A casino is a facility for certain types of gambling. Many casinos are built near or combined with hotels, resorts, restaurants, retail shopping, cruise ships, and other tourist attractions. Some casinos are known for hosting live entertainment events, such as stand-up comedy, concerts, and sports contests.
In the United States, casinos are usually large and lavish affairs. They are primarily located in cities with large populations, such as Las Vegas and Atlantic City. Some casinos are operated by government-owned enterprises, while others are owned by private corporations. In either case, they are required to adhere to strict gaming laws and must be licensed and regulated.
The modern casino is like an indoor amusement park for adults, with the vast majority of its entertainment coming from gambling.
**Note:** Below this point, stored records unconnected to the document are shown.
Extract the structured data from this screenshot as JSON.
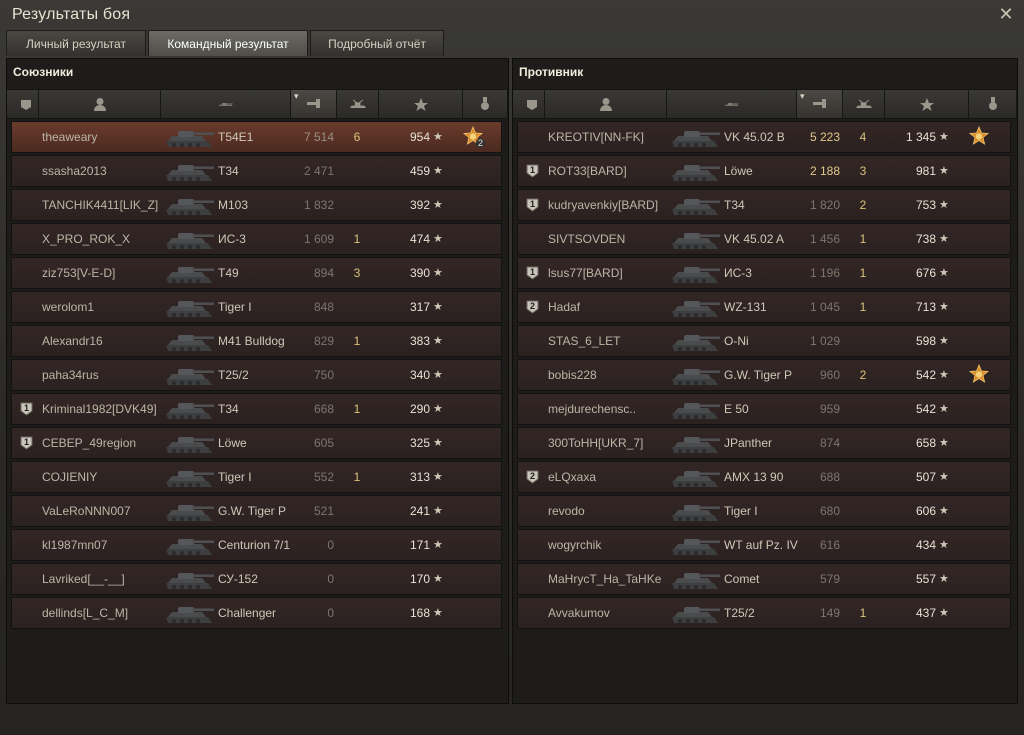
{
  "window": {
    "title": "Результаты боя",
    "close_label": "✕"
  },
  "tabs": [
    {
      "label": "Личный результат",
      "active": false
    },
    {
      "label": "Командный результат",
      "active": true
    },
    {
      "label": "Подробный отчёт",
      "active": false
    }
  ],
  "allies": {
    "title": "Союзники",
    "rows": [
      {
        "player": "theaweary",
        "tank": "T54E1",
        "xp": "7 514",
        "frags": "6",
        "points": "954",
        "me": true,
        "medal": true,
        "medal_count": "2"
      },
      {
        "player": "ssasha2013",
        "tank": "T34",
        "xp": "2 471",
        "frags": "",
        "points": "459"
      },
      {
        "player": "TANCHIK4411[LIK_Z]",
        "tank": "M103",
        "xp": "1 832",
        "frags": "",
        "points": "392"
      },
      {
        "player": "X_PRO_ROK_X",
        "tank": "ИС-3",
        "xp": "1 609",
        "frags": "1",
        "points": "474"
      },
      {
        "player": "ziz753[V-E-D]",
        "tank": "T49",
        "xp": "894",
        "frags": "3",
        "points": "390"
      },
      {
        "player": "werolom1",
        "tank": "Tiger I",
        "xp": "848",
        "frags": "",
        "points": "317"
      },
      {
        "player": "Alexandr16",
        "tank": "M41 Bulldog",
        "xp": "829",
        "frags": "1",
        "points": "383"
      },
      {
        "player": "paha34rus",
        "tank": "T25/2",
        "xp": "750",
        "frags": "",
        "points": "340"
      },
      {
        "player": "Kriminal1982[DVK49]",
        "tank": "T34",
        "xp": "668",
        "frags": "1",
        "points": "290",
        "clan": "1"
      },
      {
        "player": "CEBEP_49region",
        "tank": "Löwe",
        "xp": "605",
        "frags": "",
        "points": "325",
        "clan": "1"
      },
      {
        "player": "COJIENIY",
        "tank": "Tiger I",
        "xp": "552",
        "frags": "1",
        "points": "313"
      },
      {
        "player": "VaLeRoNNN007",
        "tank": "G.W. Tiger P",
        "xp": "521",
        "frags": "",
        "points": "241"
      },
      {
        "player": "kl1987mn07",
        "tank": "Centurion 7/1",
        "xp": "0",
        "frags": "",
        "points": "171"
      },
      {
        "player": "Lavriked[__-__]",
        "tank": "СУ-152",
        "xp": "0",
        "frags": "",
        "points": "170"
      },
      {
        "player": "dellinds[L_C_M]",
        "tank": "Challenger",
        "xp": "0",
        "frags": "",
        "points": "168"
      }
    ]
  },
  "enemies": {
    "title": "Противник",
    "rows": [
      {
        "player": "KREOTIV[NN-FK]",
        "tank": "VK 45.02 B",
        "xp": "5 223",
        "frags": "4",
        "points": "1 345",
        "medal": true,
        "xp_highlight": true
      },
      {
        "player": "ROT33[BARD]",
        "tank": "Löwe",
        "xp": "2 188",
        "frags": "3",
        "points": "981",
        "clan": "1",
        "xp_highlight": true
      },
      {
        "player": "kudryavenkiy[BARD]",
        "tank": "T34",
        "xp": "1 820",
        "frags": "2",
        "points": "753",
        "clan": "1"
      },
      {
        "player": "SIVTSOVDEN",
        "tank": "VK 45.02 A",
        "xp": "1 456",
        "frags": "1",
        "points": "738"
      },
      {
        "player": "lsus77[BARD]",
        "tank": "ИС-3",
        "xp": "1 196",
        "frags": "1",
        "points": "676",
        "clan": "1"
      },
      {
        "player": "Hadaf",
        "tank": "WZ-131",
        "xp": "1 045",
        "frags": "1",
        "points": "713",
        "clan": "2"
      },
      {
        "player": "STAS_6_LET",
        "tank": "O-Ni",
        "xp": "1 029",
        "frags": "",
        "points": "598"
      },
      {
        "player": "bobis228",
        "tank": "G.W. Tiger P",
        "xp": "960",
        "frags": "2",
        "points": "542",
        "medal": true
      },
      {
        "player": "mejdurechensc..",
        "tank": "E 50",
        "xp": "959",
        "frags": "",
        "points": "542"
      },
      {
        "player": "300ToHH[UKR_7]",
        "tank": "JPanther",
        "xp": "874",
        "frags": "",
        "points": "658"
      },
      {
        "player": "eLQxaxa",
        "tank": "AMX 13 90",
        "xp": "688",
        "frags": "",
        "points": "507",
        "clan": "2"
      },
      {
        "player": "revodo",
        "tank": "Tiger I",
        "xp": "680",
        "frags": "",
        "points": "606"
      },
      {
        "player": "wogyrchik",
        "tank": "WT auf Pz. IV",
        "xp": "616",
        "frags": "",
        "points": "434"
      },
      {
        "player": "MaHrycT_Ha_TaHKe",
        "tank": "Comet",
        "xp": "579",
        "frags": "",
        "points": "557"
      },
      {
        "player": "Avvakumov",
        "tank": "T25/2",
        "xp": "149",
        "frags": "1",
        "points": "437"
      }
    ]
  },
  "star": "★"
}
Slot machines, blackjack, roulette, craps, and keno are the games that generate the billions in profit raked in by casinos each year.
Although most casinos offer these classic games, some feature regional variations of the same game. Baccarat, for example, is the principal gambling game in British casinos and those on the European continental coast; it is often accompanied by other table games, such as chemin de fer or trente et quarante. In Asian casinos, the games are mainly sic bo (which spread to Western casinos in the 1990s) and fan-tan.
Because large amounts of money are handled within a casino, both patrons and staff may be tempted to cheat or steal. This is why security is a top priority for most casinos. In addition to the obvious measures of security cameras and guards, casinos also employ patterns and routines to make it more difficult for people to cheat or rob them. For instance, windows and clocks are rarely found in casinos, allowing patrons to gamble for hours without realizing how much time has passed.